Gather each line containing the string "condition" from these entries.

····················

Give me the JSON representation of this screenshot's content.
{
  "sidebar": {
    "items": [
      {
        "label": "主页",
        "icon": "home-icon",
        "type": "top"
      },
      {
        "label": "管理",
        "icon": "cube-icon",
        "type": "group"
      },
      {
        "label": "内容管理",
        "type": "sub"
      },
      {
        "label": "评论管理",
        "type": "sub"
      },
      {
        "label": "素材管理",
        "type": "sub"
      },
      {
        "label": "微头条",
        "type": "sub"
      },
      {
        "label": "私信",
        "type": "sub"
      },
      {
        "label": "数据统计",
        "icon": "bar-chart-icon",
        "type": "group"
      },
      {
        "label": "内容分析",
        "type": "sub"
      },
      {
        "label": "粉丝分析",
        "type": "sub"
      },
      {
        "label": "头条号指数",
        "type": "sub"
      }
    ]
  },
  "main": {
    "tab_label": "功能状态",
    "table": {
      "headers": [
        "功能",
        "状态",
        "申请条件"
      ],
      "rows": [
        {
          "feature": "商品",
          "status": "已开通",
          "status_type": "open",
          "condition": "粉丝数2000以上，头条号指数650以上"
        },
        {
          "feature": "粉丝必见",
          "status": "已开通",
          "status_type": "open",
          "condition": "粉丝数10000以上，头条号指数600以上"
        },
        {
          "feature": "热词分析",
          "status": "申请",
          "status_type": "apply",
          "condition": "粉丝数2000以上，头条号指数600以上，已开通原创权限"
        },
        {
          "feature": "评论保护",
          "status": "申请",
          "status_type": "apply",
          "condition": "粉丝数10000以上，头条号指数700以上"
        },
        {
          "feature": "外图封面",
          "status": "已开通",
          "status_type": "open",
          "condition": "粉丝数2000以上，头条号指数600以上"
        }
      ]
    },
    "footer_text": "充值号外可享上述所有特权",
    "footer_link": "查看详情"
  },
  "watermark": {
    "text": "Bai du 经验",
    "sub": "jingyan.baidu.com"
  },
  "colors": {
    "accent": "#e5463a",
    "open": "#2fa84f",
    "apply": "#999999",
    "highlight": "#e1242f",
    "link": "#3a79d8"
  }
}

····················

# PROBLEM SOLUTION
          "condition": "粉丝数2000以上，头条号指数650以上"
          "condition": "粉丝数10000以上，头条号指数600以上"
          "condition": "粉丝数2000以上，头条号指数600以上，已开通原创权限"
          "condition": "粉丝数10000以上，头条号指数700以上"
          "condition": "粉丝数2000以上，头条号指数600以上"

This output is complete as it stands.